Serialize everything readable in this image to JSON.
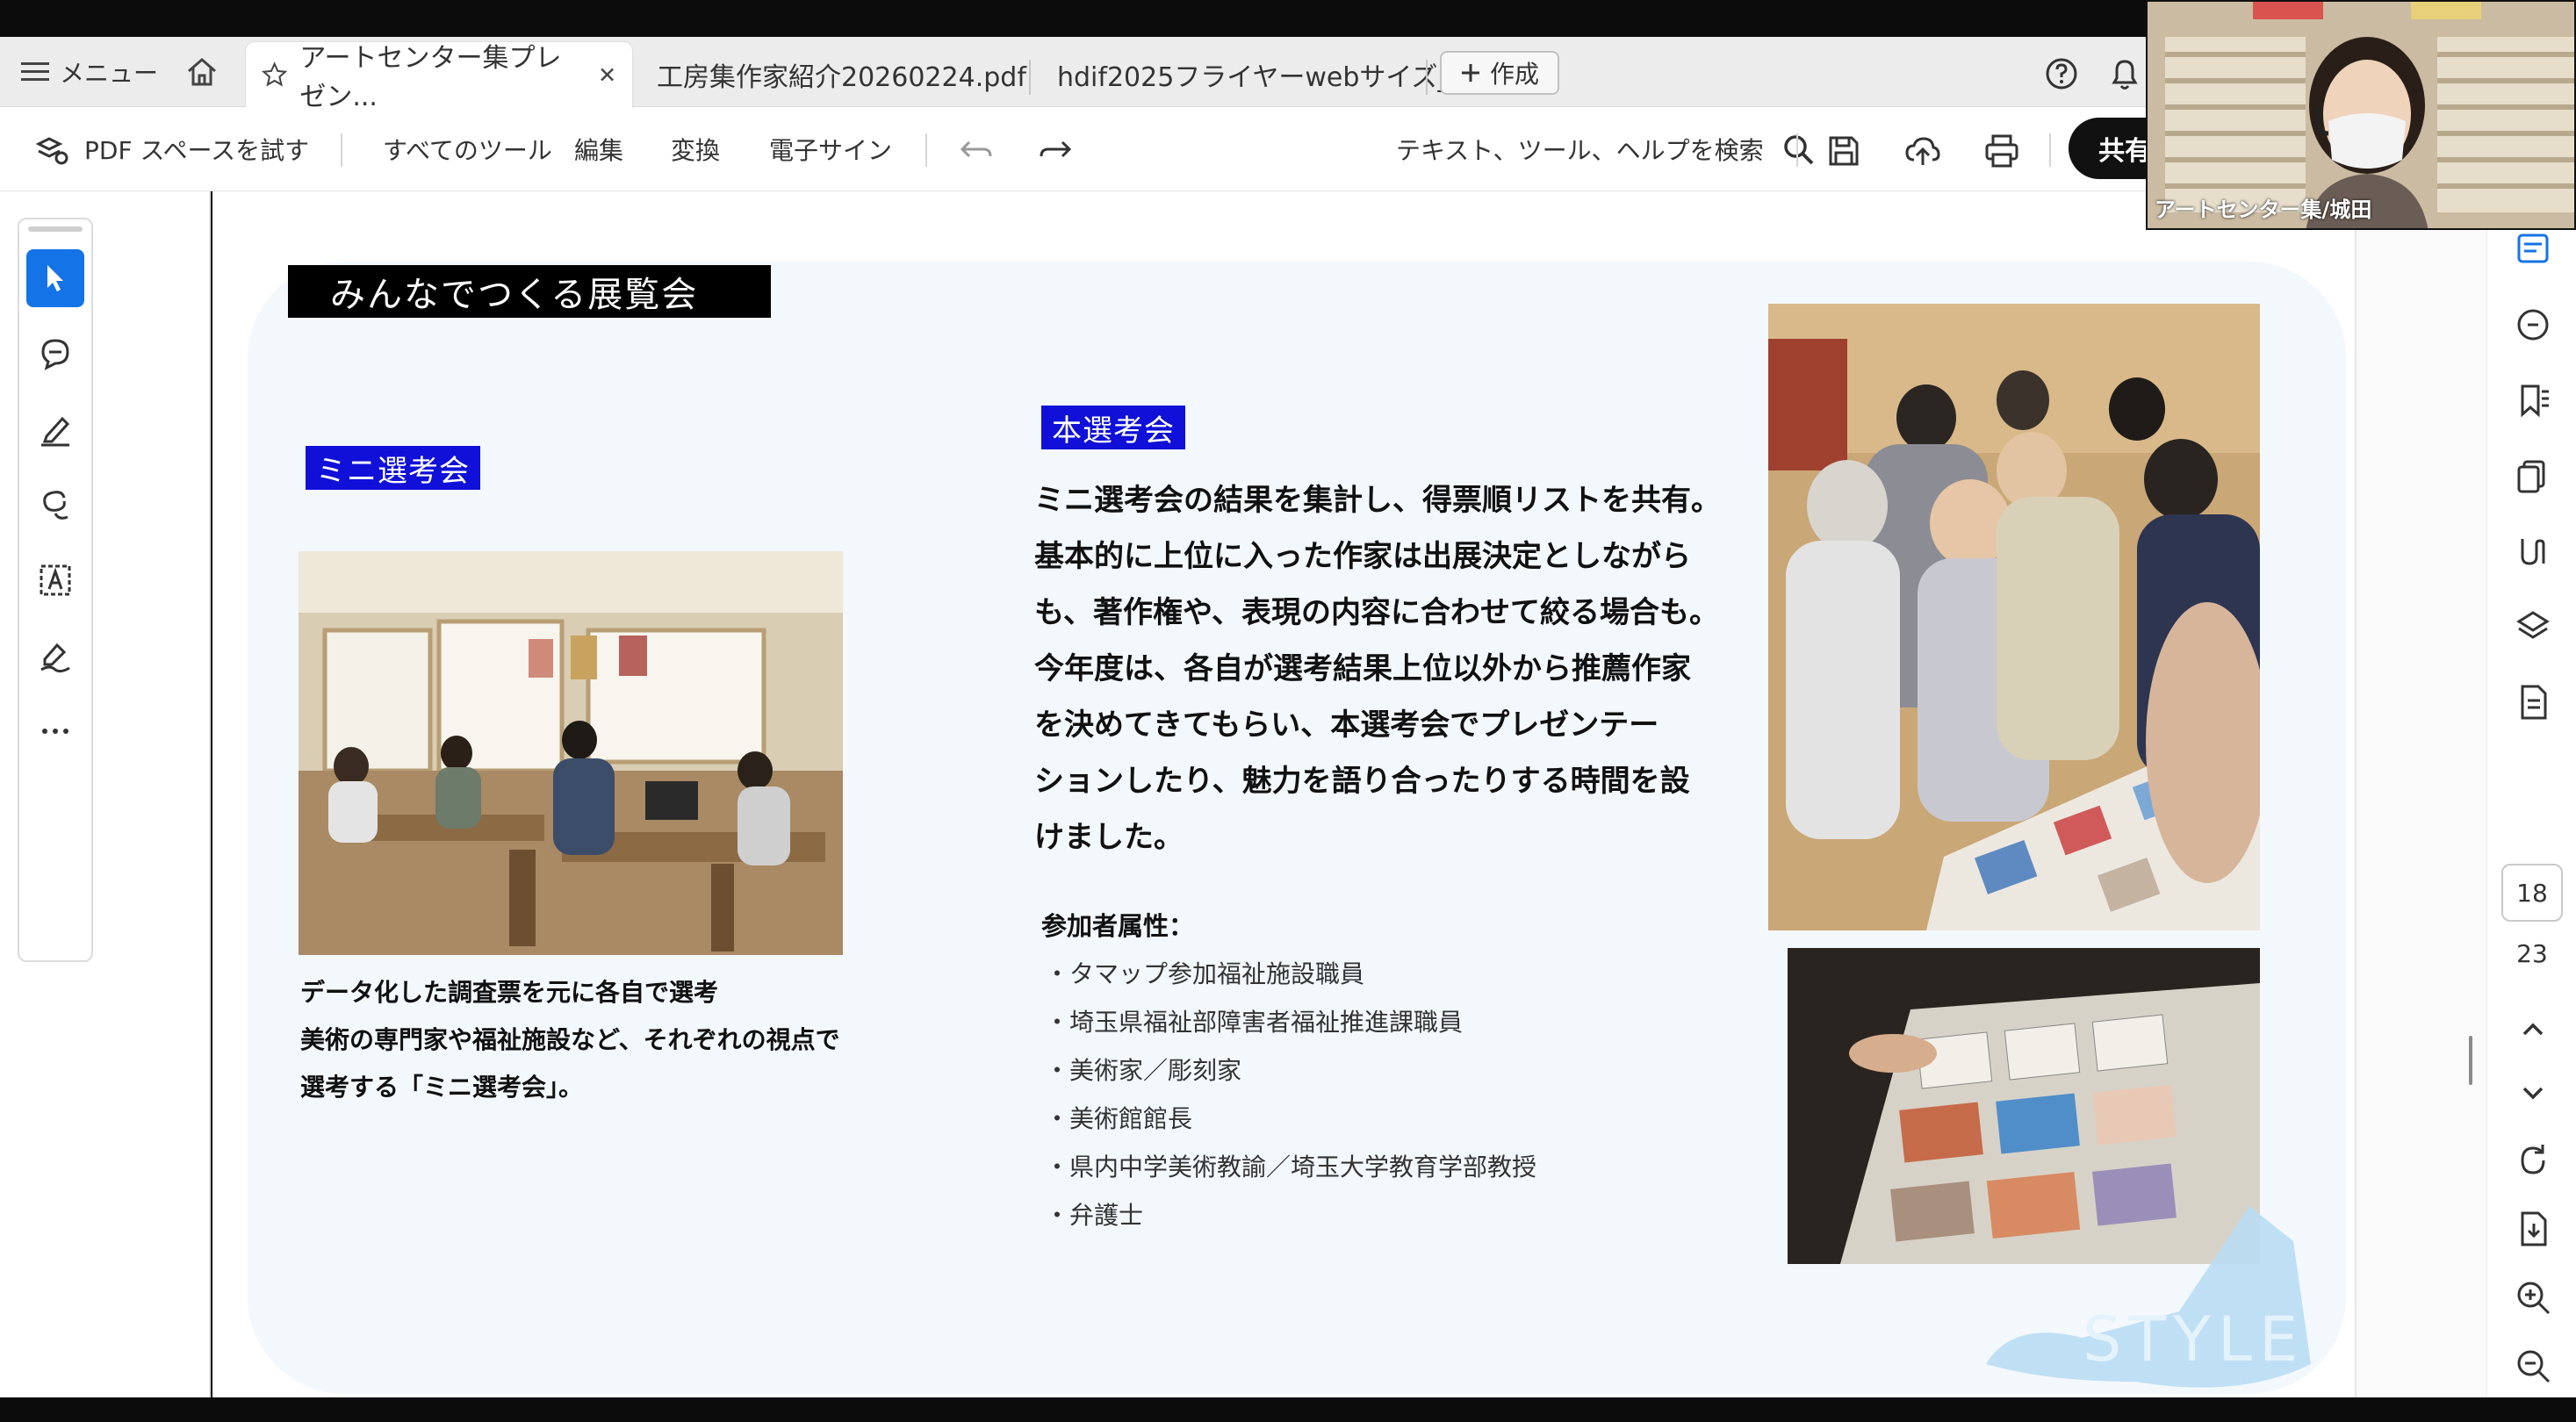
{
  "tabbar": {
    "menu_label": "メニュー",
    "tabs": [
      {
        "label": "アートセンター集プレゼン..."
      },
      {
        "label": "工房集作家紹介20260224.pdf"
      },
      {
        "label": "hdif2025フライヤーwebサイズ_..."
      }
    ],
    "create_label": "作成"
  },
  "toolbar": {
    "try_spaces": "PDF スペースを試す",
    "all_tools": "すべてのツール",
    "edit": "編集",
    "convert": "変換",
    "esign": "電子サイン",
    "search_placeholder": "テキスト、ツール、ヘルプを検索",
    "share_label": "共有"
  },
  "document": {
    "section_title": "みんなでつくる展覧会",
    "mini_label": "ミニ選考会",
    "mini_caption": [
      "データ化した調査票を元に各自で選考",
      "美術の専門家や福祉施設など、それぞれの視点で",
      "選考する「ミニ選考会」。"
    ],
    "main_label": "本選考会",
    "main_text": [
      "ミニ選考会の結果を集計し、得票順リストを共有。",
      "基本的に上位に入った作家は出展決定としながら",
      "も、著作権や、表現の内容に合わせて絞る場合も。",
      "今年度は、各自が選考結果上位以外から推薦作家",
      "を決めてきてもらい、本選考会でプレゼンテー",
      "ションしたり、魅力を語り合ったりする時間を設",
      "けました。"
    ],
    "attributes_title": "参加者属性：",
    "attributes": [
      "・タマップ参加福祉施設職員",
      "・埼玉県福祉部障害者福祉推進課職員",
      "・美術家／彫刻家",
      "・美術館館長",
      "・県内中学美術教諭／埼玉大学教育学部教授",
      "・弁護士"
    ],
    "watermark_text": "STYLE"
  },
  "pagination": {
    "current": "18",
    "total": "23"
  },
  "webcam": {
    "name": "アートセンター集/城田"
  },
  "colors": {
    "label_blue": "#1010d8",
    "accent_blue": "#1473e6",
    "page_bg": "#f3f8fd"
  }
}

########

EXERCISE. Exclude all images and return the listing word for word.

WORKED SOLUTION.
Serialize everything readable in this image to JSON.
{
  "tabbar": {
    "menu_label": "メニュー",
    "tabs": [
      {
        "label": "アートセンター集プレゼン..."
      },
      {
        "label": "工房集作家紹介20260224.pdf"
      },
      {
        "label": "hdif2025フライヤーwebサイズ_..."
      }
    ],
    "create_label": "作成"
  },
  "toolbar": {
    "try_spaces": "PDF スペースを試す",
    "all_tools": "すべてのツール",
    "edit": "編集",
    "convert": "変換",
    "esign": "電子サイン",
    "search_placeholder": "テキスト、ツール、ヘルプを検索",
    "share_label": "共有"
  },
  "document": {
    "section_title": "みんなでつくる展覧会",
    "mini_label": "ミニ選考会",
    "mini_caption": [
      "データ化した調査票を元に各自で選考",
      "美術の専門家や福祉施設など、それぞれの視点で",
      "選考する「ミニ選考会」。"
    ],
    "main_label": "本選考会",
    "main_text": [
      "ミニ選考会の結果を集計し、得票順リストを共有。",
      "基本的に上位に入った作家は出展決定としながら",
      "も、著作権や、表現の内容に合わせて絞る場合も。",
      "今年度は、各自が選考結果上位以外から推薦作家",
      "を決めてきてもらい、本選考会でプレゼンテー",
      "ションしたり、魅力を語り合ったりする時間を設",
      "けました。"
    ],
    "attributes_title": "参加者属性：",
    "attributes": [
      "・タマップ参加福祉施設職員",
      "・埼玉県福祉部障害者福祉推進課職員",
      "・美術家／彫刻家",
      "・美術館館長",
      "・県内中学美術教諭／埼玉大学教育学部教授",
      "・弁護士"
    ],
    "watermark_text": "STYLE"
  },
  "pagination": {
    "current": "18",
    "total": "23"
  },
  "webcam": {
    "name": "アートセンター集/城田"
  },
  "colors": {
    "label_blue": "#1010d8",
    "accent_blue": "#1473e6",
    "page_bg": "#f3f8fd"
  }
}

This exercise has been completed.